Cardinal Walter Kasper was supposed to take part in Pope Benedict XVI's four-day trip to Great Britain but pulled out at the last minute, citing health problems. The decision came, though, just after his outlandish comments comparing England to a Third World country were printed in an interview with German magazine Focus, suggesting that he may have been disallowed by the Vatican from travelling with the entourage.
"England is a secularised, pluralistic country these days. […] An aggressive neo-atheism has spread,” said the German-born cardinal, who is a leading figure on inter-Christian dialogue in the Vatican. He also commented on racial diversity in Britain, saying "when you land at Heathrow airport, you sometimes think you might have landed in a Third World country".
The Vatican immediately tried to patch over the comments by suggesting that his meaning had been misinterpreted. But in the UK, where the pope’s visit faces widespread public opposition, the cardinal’s comments worsened the outlook for Benedict XVI’s tour, due to start on Thursday. Anti-pope demonstrations are planned throughout Britain.
Andrew Copson, chief executive of the British Humanist Association, told France24.com: “Unlike the Holy See, the UK is a full signatory to international conventions such as the European Convention on Human Rights, so we don’t need any lectures from this cardinal. The decline of the power of the church in the UK is not discrimination against the church, it is in fact a loss of privilege to the church which prevents the discrimination of others.”
Copson will speak at a public demonstration in London on Saturday scheduled to coincide with the pope’s appearance in the capital. The event is being promoted on a Facebook group
which already has almost 10,000 members.
In another blow to the visit, more than 50 leading public figures including humorist Stephen Fry and science writer Richard Dawkins signed an open letter to the Guardian newspaper
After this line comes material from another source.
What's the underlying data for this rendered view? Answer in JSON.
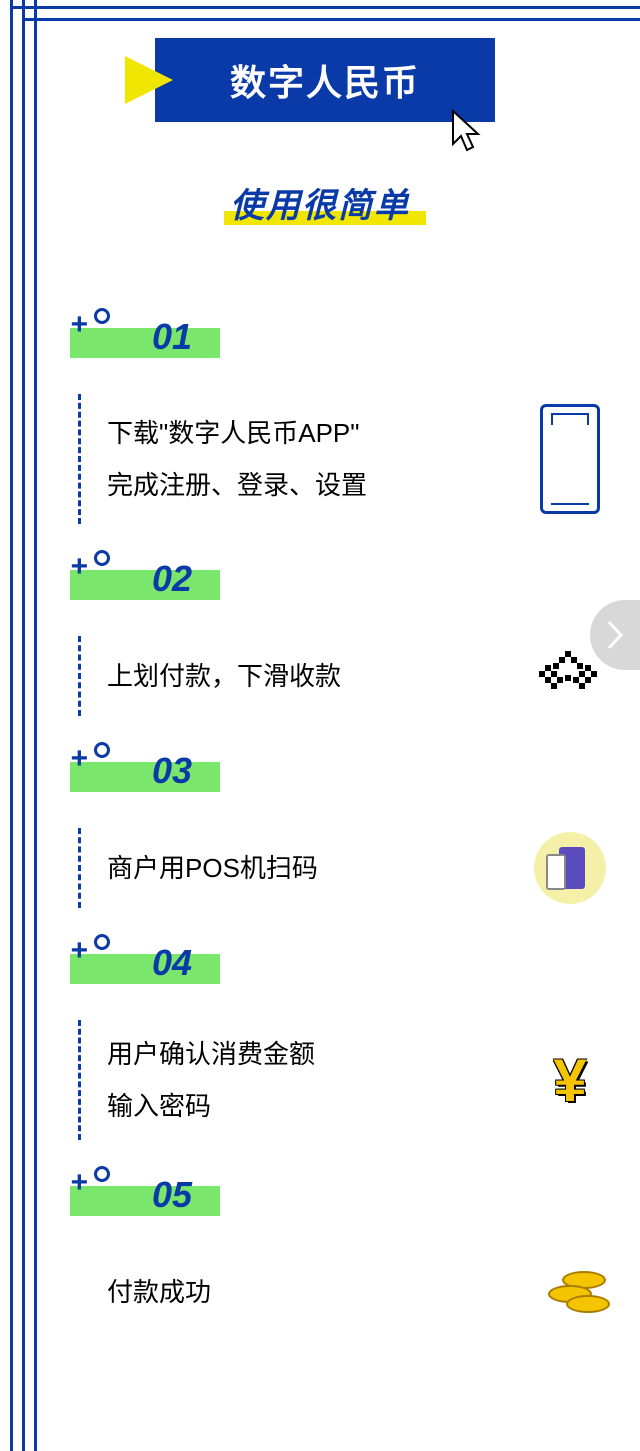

on Wednesday, arguing that the pope did not merit the “honour” of a UK state visit. “The state and organisation of which [the pope] is head has been responsible for: opposing the distribution of condoms and so increasing large families in poor countries and the spread of Aids; promoting segregated education; denying abortion to even the most vulnerable women; opposing equal rights for lesbians, gay, bisexual and transgender people; and failing to address the many cases of abuse of children within its own organisation”.
The pope’s visit will cost UK taxpayers some 12 million pounds plus one million in police security. It is only the second visit to Britain by a pope since English king Henry VIII broke with the Church of Rome in 1534. The trip comes at a difficult time between the Anglican and Catholic churches, after the latter made it easier for disaffected Anglican priests to defect.
Public opinion of the Catholic Church is at a particularly low point due to disgust over a series of paedophile scandals around the world. Victims of abuse by Catholic priests urged the Vatican to turn in suspected offenders to the police on the occasion of the pope’s visit, and also plan to take to the streets in protest of the pope’s visit.